By the Editor: Siddharth Sehgal
Just as we are moving towards the end of “second wave” and hoping this wave will not resurge after unlock. The focus has returned to the same old dirty tricks and political gossiping on news media over the next assembly elections in the state of Uttar Pradesh.
Rather than asking questions about the state of preparation for the third wave and readiness of our health infrastructure. News channels are busy speculating if New Delhi would change the CM face in Lucknow or how many seats can the BJP win. TV anchors run reports on election strategy, whose conspiring against whom and who will be promoted or demoted in the ranks of the saffron brigade; it’s like a circus that goes on and on in the name of news but I sometimes wonder if this hyperactivity over elections in UP is really needed now? Have we forgotten that barely a month or two ago bodies were floating in the rivers of Uttar Pradesh and people were scouring for oxygen and medicines?
Given we may have assembly elections sometime around Feb or March next year, how prepared are we today to fight the third wave? As per news reports, there is a plan of setting up around 416 Oxygen plants in the state of which 72 have been installed but will they be enough if the third wave hits us during or before the assembly elections? Shouldn’t there be media reports on the progress of these plants and the claims government is making? As per MyGov data, in UP around 2.98 Crore people have been vaccinated of which 2.56 Crore got the first does while only 42 lakh got the second one. Can someone explain why only about 15% of the inoculated population in the state got the second dose? Many experts believe that only one does may not be enough to counter the newly reported variant, the delta plus. The state govt. has only now woken up to the threat and has given orders for genome sequencing. The thing is does Uttar Pradesh have enough time to prepare for the third wave before it goes into assembly elections? What if the wave came early?

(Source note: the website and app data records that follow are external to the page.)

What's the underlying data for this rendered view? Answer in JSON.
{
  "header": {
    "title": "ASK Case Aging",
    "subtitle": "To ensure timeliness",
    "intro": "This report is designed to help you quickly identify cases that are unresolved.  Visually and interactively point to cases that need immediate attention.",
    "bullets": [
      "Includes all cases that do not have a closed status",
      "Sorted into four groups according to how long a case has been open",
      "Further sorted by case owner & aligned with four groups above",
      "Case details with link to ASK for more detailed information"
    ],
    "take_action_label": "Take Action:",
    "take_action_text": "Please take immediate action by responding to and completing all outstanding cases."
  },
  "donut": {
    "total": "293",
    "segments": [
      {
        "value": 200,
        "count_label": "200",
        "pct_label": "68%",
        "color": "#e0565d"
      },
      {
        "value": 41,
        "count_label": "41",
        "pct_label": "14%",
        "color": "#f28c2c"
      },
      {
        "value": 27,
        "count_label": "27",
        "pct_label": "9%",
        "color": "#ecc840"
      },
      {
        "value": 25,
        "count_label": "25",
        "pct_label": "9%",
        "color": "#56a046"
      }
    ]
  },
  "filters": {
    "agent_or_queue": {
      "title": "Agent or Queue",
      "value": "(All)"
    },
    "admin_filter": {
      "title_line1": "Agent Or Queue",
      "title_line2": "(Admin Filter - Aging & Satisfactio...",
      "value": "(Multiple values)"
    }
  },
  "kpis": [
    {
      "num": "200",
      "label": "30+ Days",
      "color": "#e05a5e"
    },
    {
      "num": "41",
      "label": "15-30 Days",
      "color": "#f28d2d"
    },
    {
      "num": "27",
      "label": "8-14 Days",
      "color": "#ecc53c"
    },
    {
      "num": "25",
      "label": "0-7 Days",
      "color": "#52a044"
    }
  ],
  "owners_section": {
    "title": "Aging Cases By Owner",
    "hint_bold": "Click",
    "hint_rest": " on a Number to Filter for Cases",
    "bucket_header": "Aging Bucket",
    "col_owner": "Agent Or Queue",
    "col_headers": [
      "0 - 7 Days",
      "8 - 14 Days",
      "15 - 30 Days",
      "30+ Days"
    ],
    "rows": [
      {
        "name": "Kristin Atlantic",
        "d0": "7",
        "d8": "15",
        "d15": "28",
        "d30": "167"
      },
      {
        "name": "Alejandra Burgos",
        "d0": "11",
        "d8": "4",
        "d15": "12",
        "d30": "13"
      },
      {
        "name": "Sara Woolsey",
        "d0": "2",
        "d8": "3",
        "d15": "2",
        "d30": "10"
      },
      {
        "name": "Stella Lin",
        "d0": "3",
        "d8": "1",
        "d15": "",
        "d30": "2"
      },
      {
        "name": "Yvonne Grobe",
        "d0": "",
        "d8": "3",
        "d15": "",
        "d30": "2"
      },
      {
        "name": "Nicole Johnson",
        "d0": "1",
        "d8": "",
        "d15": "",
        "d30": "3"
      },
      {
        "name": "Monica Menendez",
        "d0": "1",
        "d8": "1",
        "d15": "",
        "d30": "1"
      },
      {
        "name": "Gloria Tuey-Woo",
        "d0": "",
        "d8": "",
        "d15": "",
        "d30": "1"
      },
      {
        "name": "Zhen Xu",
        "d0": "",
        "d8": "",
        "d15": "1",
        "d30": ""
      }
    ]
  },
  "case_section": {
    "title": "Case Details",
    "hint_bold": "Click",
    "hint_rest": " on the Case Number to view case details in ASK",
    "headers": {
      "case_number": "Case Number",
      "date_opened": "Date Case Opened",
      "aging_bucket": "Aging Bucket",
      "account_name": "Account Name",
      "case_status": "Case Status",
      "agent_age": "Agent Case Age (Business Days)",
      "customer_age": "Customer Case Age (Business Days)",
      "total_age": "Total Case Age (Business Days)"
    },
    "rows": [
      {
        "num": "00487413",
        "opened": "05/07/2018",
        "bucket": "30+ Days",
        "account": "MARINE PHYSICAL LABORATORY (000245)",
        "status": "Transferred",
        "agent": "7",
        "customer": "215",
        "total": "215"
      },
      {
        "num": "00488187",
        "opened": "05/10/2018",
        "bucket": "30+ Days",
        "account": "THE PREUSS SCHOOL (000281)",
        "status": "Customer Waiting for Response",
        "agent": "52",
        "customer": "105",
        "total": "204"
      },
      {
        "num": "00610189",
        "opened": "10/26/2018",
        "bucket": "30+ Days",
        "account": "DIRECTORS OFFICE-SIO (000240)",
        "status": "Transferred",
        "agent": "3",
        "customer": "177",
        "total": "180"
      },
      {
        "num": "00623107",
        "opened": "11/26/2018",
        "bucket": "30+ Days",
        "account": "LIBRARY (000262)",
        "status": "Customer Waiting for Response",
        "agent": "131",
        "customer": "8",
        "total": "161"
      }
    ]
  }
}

But the biggest question of all is that can Election Commission be trusted to conduct elections safely. During and after the Panchayat Election in the rural areas of UP, against the advice of experts and common sense, the second wave took a deadly toll. Given the Madras High Court’s acerbic observation on Election Commission, there is doubt that elections in UP can be safely conducted without running the risk of infections. With an abysmally poor health infrastructure in state that cannot be reasonably assumed to be in fighting capacity before the next wave presents itself, it raises serious questions on the safety of elections due to be conducted next year.
The media should do its job to ask tough questions but given its reputation, accountability and responsibility are things too much to ask for from our media.